The best way to jump in is by exploring some basic statistics about bicycles, motorcycles, and head injuries in general.

Head Injuries Are Almost as Likely to Occur on Bicycles as on Motorcycles.

According to studies, about 35 percent of reported motorcycle crashes involve brain injuries, compared to 30 percent of bicycle crashes. Considering that there are far more bicycles in use (52 million) than motorcycles (12 million), that means more people actually suffer from brain injuries caused by bicycle crashes than by motorcycle crashes.

You’re About Twice as Likely to Die from a Head Injury in a Bicycle Accident as a Motorcycle Accident.

While motorcycle fatalities are more common overall than bicycle fatalities (due to other types of injuries on a motorcycle), the fact remains that brain injuries account for 37 percent of motorcycle deaths, but a whopping 60 percent of bicycle deaths. (One possible explanation for the discrepancy may be that bicyclists are less likely to wear helmets than motorcyclists.

Head Injuries Occur Roughly the Same Way on Motorcycles and Bicycles

Another one of many common characteristics for both motorcyclists and bicyclists is that the dynamics that cause head injuries are about the same. In the vast majority of cases, the injury occurs during a fall when the cyclist loses balance and strikes their head on the ground or possibly another foreign object on the way down. In fewer cases, the injury may occur from direct contact of the head with another vehicle.

Helmet Use Greatly Reduces the Risk of Head Injuries for Both Bicycles and Motorcycles
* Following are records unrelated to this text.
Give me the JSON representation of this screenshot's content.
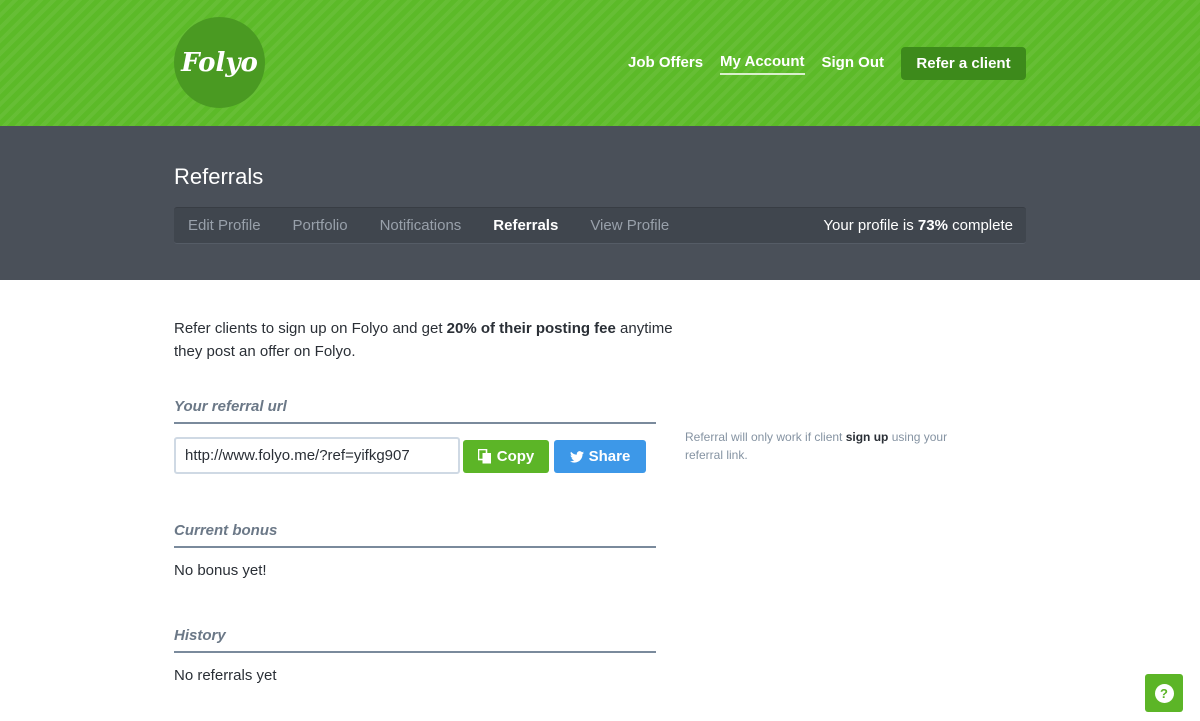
{
  "header": {
    "logo_text": "Folyo",
    "nav": [
      {
        "label": "Job Offers"
      },
      {
        "label": "My Account"
      },
      {
        "label": "Sign Out"
      }
    ],
    "cta_label": "Refer a client"
  },
  "subheader": {
    "title": "Referrals",
    "tabs": [
      {
        "label": "Edit Profile"
      },
      {
        "label": "Portfolio"
      },
      {
        "label": "Notifications"
      },
      {
        "label": "Referrals"
      },
      {
        "label": "View Profile"
      }
    ],
    "progress_prefix": "Your profile is ",
    "progress_value": "73%",
    "progress_suffix": " complete"
  },
  "intro": {
    "part1": "Refer clients to sign up on Folyo and get ",
    "bold": "20% of their posting fee",
    "part2": " anytime they post an offer on Folyo."
  },
  "referral": {
    "section_title": "Your referral url",
    "url_value": "http://www.folyo.me/?ref=yifkg907",
    "copy_label": "Copy",
    "share_label": "Share",
    "hint_part1": "Referral will only work if client ",
    "hint_bold": "sign up",
    "hint_part2": " using your referral link."
  },
  "bonus": {
    "section_title": "Current bonus",
    "text": "No bonus yet!"
  },
  "history": {
    "section_title": "History",
    "text": "No referrals yet"
  },
  "help": {
    "label": "?"
  },
  "colors": {
    "brand_green": "#5cba28",
    "subheader_bg": "#4a5059",
    "share_blue": "#3d98e8"
  },
  "icons": [
    "copy-icon",
    "twitter-icon",
    "help-icon"
  ]
}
Wearing a helmet while riding a bicycle can reduce your risk of head injury by up to 80 percent, according to the CDC. For motorcycles, where impacts are understandably more forceful, the NHTSA says wearing a helmet reduces the risk of head injury fatality by 29 percent and reduces the risk of serious brain injury by up to 67 percent. In short, the best way to protect yourself from head injury is to wear a helmet—regardless of whether you’re on a motorcycle or a bicycle.

Despite all you can do to reduce your risk on a bicycle or motorcycle, the fact remains that sometimes accidents and injuries happen due to someone else’s negligence or carelessness. If this happens to you, we can help. Call our law office today to schedule a time to discuss your case.